Identify, in the records below, every line where the string "icon" appears, and copy each such line.

Data in this exercise:
============

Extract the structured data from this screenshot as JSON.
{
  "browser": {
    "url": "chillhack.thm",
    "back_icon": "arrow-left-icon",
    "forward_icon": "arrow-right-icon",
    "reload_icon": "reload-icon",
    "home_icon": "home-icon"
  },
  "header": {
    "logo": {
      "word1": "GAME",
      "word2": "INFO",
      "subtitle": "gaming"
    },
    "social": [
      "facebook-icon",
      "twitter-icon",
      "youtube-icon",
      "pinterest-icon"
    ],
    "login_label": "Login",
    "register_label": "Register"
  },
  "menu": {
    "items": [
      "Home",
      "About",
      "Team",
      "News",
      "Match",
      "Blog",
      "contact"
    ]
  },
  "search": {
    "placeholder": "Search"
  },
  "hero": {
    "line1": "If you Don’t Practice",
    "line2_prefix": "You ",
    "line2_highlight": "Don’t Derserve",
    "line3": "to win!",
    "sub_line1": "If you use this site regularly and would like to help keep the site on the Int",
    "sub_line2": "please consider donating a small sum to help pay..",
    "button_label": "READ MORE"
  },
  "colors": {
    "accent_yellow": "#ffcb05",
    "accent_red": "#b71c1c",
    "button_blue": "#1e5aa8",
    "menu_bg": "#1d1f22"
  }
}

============

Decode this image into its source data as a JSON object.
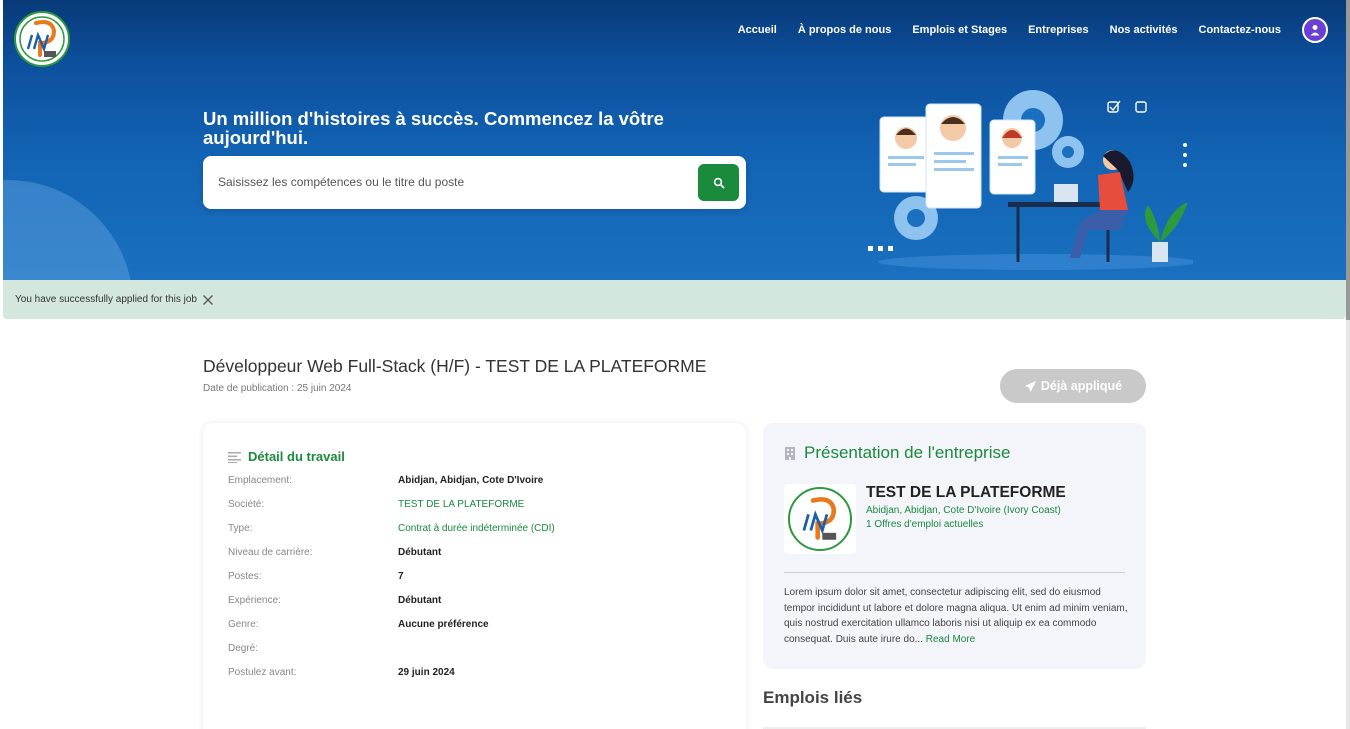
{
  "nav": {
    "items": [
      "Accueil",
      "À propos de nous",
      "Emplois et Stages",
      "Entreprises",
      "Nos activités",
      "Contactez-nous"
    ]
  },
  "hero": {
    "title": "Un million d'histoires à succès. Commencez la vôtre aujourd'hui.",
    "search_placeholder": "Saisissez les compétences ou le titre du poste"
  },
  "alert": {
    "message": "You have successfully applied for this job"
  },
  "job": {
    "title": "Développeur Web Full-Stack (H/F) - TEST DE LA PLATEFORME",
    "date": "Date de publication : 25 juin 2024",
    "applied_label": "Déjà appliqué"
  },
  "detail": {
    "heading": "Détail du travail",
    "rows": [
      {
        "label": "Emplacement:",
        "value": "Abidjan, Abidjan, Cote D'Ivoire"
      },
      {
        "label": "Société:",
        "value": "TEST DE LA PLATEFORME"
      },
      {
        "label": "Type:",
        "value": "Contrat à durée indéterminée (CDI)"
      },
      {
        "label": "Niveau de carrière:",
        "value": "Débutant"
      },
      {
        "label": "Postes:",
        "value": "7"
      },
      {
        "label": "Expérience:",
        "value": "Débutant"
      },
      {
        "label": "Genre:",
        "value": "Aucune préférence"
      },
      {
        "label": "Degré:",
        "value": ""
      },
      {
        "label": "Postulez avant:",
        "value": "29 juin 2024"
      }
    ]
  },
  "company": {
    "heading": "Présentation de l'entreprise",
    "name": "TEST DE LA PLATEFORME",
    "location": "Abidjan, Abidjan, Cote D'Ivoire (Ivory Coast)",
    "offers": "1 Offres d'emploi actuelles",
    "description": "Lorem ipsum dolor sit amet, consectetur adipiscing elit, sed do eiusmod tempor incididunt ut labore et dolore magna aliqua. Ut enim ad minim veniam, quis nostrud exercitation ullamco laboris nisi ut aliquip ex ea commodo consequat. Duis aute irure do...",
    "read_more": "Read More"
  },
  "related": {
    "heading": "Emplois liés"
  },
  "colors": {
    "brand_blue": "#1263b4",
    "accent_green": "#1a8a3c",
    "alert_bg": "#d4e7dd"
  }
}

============

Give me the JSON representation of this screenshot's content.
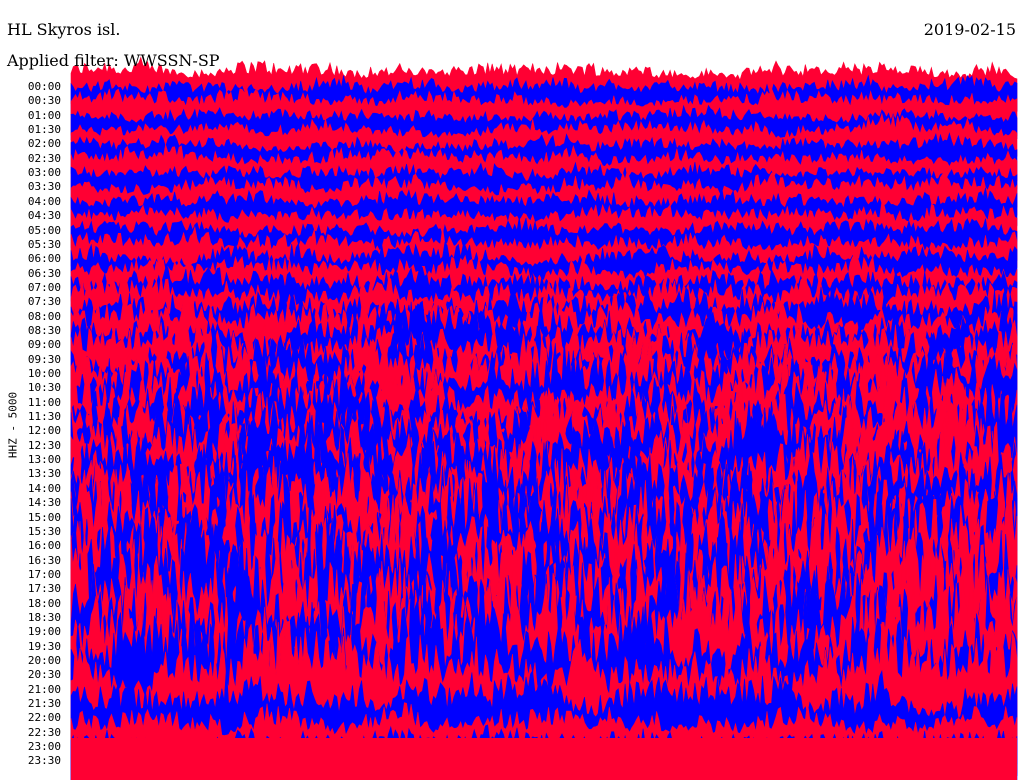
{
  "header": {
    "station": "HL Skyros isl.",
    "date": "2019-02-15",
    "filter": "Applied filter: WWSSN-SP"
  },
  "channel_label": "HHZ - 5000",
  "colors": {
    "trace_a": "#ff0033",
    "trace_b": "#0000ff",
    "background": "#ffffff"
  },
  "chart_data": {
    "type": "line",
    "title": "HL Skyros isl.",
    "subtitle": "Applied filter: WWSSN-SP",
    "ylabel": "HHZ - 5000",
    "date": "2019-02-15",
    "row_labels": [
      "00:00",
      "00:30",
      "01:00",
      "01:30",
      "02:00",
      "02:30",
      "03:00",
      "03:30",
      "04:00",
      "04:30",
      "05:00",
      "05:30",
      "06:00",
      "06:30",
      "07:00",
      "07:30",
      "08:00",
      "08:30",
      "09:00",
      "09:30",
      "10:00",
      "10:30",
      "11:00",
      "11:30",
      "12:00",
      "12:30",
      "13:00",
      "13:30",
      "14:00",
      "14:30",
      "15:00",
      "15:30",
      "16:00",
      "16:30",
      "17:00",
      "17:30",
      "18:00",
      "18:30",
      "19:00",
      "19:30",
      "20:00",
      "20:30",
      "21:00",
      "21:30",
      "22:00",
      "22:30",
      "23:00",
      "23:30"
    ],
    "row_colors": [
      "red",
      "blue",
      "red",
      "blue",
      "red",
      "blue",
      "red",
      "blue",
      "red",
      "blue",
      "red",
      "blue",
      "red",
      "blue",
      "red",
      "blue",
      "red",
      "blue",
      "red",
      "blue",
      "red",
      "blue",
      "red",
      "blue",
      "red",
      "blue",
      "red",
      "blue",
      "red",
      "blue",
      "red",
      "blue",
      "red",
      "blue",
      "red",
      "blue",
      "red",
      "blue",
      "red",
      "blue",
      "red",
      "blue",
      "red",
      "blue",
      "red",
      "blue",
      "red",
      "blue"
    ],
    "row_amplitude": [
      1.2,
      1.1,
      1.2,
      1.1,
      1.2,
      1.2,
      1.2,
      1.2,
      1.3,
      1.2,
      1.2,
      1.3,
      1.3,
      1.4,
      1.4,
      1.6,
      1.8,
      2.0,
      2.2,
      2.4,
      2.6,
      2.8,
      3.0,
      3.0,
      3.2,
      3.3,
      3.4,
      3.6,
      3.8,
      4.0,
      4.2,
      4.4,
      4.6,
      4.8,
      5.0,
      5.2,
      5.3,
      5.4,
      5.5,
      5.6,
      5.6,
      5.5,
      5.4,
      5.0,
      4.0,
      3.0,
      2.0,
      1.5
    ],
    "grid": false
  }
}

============

Exercise result:
    "back_icon": "arrow-left-icon",
    "forward_icon": "arrow-right-icon",
    "reload_icon": "reload-icon",
    "home_icon": "home-icon"
      "facebook-icon",
      "twitter-icon",
      "youtube-icon",
      "pinterest-icon"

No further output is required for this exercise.